Yoga offers unique benefits for breast cancer patients undergoing radiation therapy,says research from the MD Anderson Cancer Center, University of Texas. Patients who participated in the research performed yoga that incorporated yogic breathing, postures, meditation, and relaxation techniques into their treatment plan.They experienced improved physical functioning, better general health, and lower stress hormone levels.
Lorenzo Cohen, PhD, professor and director of MD Anderson’s integrative medicine program led the study, which formally assessed the benefits seen in patients who performed yoga,compared to an active control group that performed only simple stretching exercises. The Swami Vivekanada Yoga Anusandhana Samsthana yoga Research Foundation in Bangalore, India, also collaborated in the study.

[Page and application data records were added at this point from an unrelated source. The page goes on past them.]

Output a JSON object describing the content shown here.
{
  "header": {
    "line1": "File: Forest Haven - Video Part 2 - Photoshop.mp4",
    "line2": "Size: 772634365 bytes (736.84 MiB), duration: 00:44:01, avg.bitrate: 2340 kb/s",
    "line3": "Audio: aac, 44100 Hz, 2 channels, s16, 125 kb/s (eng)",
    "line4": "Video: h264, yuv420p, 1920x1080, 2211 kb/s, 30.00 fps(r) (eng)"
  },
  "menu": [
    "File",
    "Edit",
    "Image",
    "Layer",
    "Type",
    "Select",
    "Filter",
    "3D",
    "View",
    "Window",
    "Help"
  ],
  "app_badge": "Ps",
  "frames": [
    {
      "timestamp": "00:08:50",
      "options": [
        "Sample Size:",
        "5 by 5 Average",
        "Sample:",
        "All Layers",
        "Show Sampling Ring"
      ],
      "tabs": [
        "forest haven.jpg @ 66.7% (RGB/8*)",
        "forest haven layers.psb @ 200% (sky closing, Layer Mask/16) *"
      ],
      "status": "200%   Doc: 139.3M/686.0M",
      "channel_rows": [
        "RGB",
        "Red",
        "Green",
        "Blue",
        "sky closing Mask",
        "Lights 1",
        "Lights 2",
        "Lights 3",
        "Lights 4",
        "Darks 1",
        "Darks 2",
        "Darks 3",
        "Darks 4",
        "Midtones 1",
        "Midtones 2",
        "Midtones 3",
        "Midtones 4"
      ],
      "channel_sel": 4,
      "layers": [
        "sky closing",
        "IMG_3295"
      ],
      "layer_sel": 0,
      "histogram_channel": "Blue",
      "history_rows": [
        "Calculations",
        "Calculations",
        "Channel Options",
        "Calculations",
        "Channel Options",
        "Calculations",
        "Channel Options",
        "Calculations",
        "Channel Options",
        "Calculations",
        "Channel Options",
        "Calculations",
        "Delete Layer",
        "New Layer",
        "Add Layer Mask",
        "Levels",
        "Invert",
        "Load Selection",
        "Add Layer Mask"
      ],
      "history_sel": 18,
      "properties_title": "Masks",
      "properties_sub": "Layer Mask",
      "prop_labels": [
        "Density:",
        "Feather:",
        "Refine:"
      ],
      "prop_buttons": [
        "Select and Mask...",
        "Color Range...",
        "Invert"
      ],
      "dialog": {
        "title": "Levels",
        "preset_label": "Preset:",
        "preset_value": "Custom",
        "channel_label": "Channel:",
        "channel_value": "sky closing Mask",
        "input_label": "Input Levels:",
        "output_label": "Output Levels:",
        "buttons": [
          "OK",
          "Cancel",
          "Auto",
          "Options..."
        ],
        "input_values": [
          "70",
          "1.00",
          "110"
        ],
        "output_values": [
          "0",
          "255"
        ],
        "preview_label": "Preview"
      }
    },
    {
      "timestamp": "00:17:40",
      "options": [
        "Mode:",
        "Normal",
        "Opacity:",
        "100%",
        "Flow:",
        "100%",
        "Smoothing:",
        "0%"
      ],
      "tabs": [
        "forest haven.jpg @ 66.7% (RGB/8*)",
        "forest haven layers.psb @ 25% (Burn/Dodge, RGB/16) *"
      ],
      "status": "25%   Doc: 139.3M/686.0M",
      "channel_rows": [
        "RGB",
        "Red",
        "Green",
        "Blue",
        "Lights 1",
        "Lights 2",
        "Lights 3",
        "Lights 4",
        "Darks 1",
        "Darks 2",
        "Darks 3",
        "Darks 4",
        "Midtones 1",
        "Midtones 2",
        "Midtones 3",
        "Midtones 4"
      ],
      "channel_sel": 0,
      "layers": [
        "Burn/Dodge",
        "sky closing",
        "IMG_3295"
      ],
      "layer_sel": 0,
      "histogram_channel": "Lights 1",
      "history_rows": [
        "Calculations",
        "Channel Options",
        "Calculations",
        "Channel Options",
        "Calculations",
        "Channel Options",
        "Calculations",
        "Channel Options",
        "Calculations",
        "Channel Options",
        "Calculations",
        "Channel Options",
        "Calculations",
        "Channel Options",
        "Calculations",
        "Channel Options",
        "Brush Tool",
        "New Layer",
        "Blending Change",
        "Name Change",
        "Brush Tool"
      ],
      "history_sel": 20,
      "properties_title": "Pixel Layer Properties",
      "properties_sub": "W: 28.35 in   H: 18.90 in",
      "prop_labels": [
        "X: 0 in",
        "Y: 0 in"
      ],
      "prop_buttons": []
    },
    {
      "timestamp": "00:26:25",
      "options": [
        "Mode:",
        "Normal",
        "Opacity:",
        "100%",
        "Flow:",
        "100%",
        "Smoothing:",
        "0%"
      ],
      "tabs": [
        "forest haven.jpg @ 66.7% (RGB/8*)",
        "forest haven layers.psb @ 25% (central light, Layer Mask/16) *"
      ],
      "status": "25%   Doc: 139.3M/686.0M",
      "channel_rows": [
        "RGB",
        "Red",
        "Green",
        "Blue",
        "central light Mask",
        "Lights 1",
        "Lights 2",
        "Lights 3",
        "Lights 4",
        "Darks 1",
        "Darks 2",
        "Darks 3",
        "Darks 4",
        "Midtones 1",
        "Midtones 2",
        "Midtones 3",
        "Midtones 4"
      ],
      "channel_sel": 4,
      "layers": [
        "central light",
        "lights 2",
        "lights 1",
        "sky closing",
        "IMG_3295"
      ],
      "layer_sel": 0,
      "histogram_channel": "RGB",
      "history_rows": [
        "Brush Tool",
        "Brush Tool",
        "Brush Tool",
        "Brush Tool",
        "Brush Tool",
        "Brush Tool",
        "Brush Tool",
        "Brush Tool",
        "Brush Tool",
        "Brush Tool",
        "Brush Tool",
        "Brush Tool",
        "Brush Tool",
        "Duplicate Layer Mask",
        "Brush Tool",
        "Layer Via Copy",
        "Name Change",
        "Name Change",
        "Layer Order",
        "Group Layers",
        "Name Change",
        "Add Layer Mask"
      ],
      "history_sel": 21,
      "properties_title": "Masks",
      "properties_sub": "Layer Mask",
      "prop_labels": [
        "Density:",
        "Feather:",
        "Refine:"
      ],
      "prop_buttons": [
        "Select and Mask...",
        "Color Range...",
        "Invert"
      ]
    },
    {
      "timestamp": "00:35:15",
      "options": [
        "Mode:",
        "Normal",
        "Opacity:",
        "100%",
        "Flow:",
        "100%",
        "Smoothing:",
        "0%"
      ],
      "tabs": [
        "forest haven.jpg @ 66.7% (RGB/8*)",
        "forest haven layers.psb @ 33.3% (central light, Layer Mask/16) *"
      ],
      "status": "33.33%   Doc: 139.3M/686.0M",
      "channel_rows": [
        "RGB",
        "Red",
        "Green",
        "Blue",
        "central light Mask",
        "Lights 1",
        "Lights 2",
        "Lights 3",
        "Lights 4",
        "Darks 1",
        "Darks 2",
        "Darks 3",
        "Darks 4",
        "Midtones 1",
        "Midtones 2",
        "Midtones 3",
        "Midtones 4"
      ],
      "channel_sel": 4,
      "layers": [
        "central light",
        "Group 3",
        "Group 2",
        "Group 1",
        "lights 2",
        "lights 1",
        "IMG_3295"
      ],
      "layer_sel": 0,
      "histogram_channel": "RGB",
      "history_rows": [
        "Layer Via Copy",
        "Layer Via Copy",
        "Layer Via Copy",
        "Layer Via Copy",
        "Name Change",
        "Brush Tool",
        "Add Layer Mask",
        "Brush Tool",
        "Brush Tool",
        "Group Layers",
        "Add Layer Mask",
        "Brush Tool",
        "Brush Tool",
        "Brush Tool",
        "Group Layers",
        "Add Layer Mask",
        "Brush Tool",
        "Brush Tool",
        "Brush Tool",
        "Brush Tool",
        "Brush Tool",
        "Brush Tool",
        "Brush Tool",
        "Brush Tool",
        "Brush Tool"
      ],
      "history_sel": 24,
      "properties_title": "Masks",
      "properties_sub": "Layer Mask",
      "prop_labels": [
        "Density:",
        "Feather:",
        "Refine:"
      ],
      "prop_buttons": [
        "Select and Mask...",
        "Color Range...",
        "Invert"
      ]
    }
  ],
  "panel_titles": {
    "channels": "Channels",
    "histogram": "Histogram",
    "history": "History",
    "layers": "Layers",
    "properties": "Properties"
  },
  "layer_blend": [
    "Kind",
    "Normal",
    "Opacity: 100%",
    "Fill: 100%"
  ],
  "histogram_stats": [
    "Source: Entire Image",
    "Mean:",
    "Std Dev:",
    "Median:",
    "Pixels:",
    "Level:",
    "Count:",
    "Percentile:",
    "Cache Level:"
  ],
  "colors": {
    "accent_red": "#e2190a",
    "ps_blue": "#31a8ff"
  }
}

After completing radiation treatment, only the women in the yoga and stretching groups reported a reduction in fatigue. At one, three, and six months following the radiation therapy, women who practiced yoga during the treatment period reported greater benefits to physical functioning and general health. They were also seen to be more likely to perceive positive life changes from their cancer experience than women in the other groups. Women who practiced yoga also had the steepest decline in cortisol levels across the day, indicating that yoga had the ability to regulate this stress hormone.This is particularly important because higher stress hormone levels throughout the day, known as a blunted circadian cortisol rhythm, have been linked to worse outcomes in breast cancer,according to Cohen and colleagues.